WHAT YOU ARE ASKED TO DO: Without including any pictures, reproduce all the lines below word for word.

(Data records for software interfaces)
◇ ◇ ◇ ◇ ◇

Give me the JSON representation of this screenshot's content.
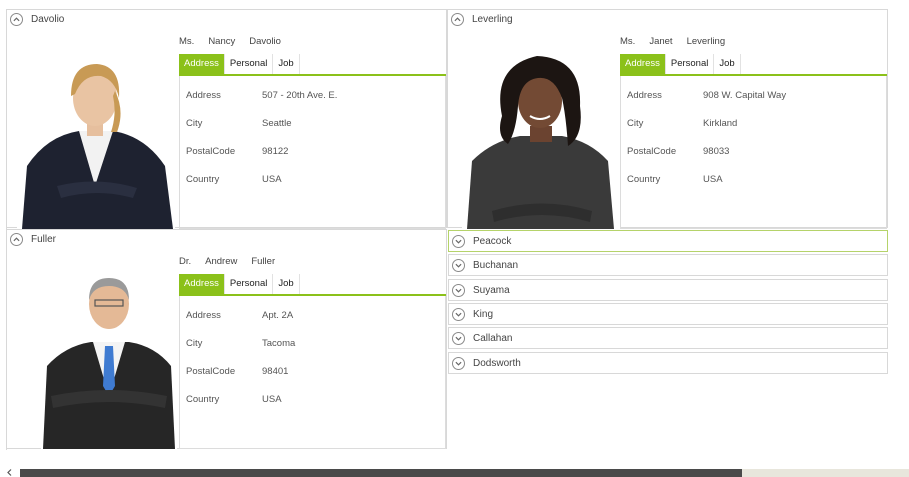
{
  "tab_labels": [
    "Address",
    "Personal",
    "Job"
  ],
  "field_labels": [
    "Address",
    "City",
    "PostalCode",
    "Country"
  ],
  "expanded_cards": [
    {
      "header": "Davolio",
      "title": "Ms.",
      "first_name": "Nancy",
      "last_name": "Davolio",
      "values": [
        "507 - 20th Ave. E.",
        "Seattle",
        "98122",
        "USA"
      ]
    },
    {
      "header": "Leverling",
      "title": "Ms.",
      "first_name": "Janet",
      "last_name": "Leverling",
      "values": [
        "908 W. Capital Way",
        "Kirkland",
        "98033",
        "USA"
      ]
    },
    {
      "header": "Fuller",
      "title": "Dr.",
      "first_name": "Andrew",
      "last_name": "Fuller",
      "values": [
        "Apt. 2A",
        "Tacoma",
        "98401",
        "USA"
      ]
    }
  ],
  "collapsed_cards": [
    "Peacock",
    "Buchanan",
    "Suyama",
    "King",
    "Callahan",
    "Dodsworth"
  ],
  "colors": {
    "accent": "#8bc11a",
    "border": "#d8d8d8",
    "scroll_thumb": "#4a4a4a"
  },
  "icons": {
    "expanded": "chevron-up-icon",
    "collapsed": "chevron-down-icon"
  }
}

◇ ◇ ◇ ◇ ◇

ANSWER FOR THIS EXERCISE:
Give me the JSON representation of this screenshot's content.
{
  "tab_labels": [
    "Address",
    "Personal",
    "Job"
  ],
  "field_labels": [
    "Address",
    "City",
    "PostalCode",
    "Country"
  ],
  "expanded_cards": [
    {
      "header": "Davolio",
      "title": "Ms.",
      "first_name": "Nancy",
      "last_name": "Davolio",
      "values": [
        "507 - 20th Ave. E.",
        "Seattle",
        "98122",
        "USA"
      ]
    },
    {
      "header": "Leverling",
      "title": "Ms.",
      "first_name": "Janet",
      "last_name": "Leverling",
      "values": [
        "908 W. Capital Way",
        "Kirkland",
        "98033",
        "USA"
      ]
    },
    {
      "header": "Fuller",
      "title": "Dr.",
      "first_name": "Andrew",
      "last_name": "Fuller",
      "values": [
        "Apt. 2A",
        "Tacoma",
        "98401",
        "USA"
      ]
    }
  ],
  "collapsed_cards": [
    "Peacock",
    "Buchanan",
    "Suyama",
    "King",
    "Callahan",
    "Dodsworth"
  ],
  "colors": {
    "accent": "#8bc11a",
    "border": "#d8d8d8",
    "scroll_thumb": "#4a4a4a"
  },
  "icons": {
    "expanded": "chevron-up-icon",
    "collapsed": "chevron-down-icon"
  }
}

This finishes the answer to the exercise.